Stored data
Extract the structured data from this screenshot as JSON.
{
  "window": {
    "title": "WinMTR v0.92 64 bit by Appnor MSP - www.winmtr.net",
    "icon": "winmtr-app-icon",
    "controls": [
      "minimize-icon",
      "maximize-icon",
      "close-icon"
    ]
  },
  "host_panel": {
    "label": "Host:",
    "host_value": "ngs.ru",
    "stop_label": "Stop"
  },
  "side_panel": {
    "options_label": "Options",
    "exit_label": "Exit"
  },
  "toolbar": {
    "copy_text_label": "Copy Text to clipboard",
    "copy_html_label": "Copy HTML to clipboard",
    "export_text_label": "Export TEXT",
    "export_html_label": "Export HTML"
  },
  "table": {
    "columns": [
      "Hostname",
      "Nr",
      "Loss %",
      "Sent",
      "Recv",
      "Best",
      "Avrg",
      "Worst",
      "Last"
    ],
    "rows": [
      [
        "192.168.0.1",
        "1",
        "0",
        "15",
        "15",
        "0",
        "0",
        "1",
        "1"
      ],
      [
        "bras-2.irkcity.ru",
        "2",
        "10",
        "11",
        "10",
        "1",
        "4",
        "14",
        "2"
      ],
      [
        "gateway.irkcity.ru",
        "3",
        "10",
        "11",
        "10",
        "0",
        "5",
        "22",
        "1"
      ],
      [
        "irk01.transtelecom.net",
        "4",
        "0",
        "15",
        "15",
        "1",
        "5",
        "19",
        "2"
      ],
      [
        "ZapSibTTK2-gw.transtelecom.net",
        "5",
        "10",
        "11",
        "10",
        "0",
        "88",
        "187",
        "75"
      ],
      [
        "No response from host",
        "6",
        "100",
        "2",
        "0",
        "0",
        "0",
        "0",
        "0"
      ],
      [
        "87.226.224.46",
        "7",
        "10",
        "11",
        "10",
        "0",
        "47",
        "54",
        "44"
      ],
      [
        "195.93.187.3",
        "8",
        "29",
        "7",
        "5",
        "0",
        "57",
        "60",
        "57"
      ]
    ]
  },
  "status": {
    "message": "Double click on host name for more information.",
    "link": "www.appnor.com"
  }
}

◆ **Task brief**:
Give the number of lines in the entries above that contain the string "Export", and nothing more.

◆ **Task solution**:
2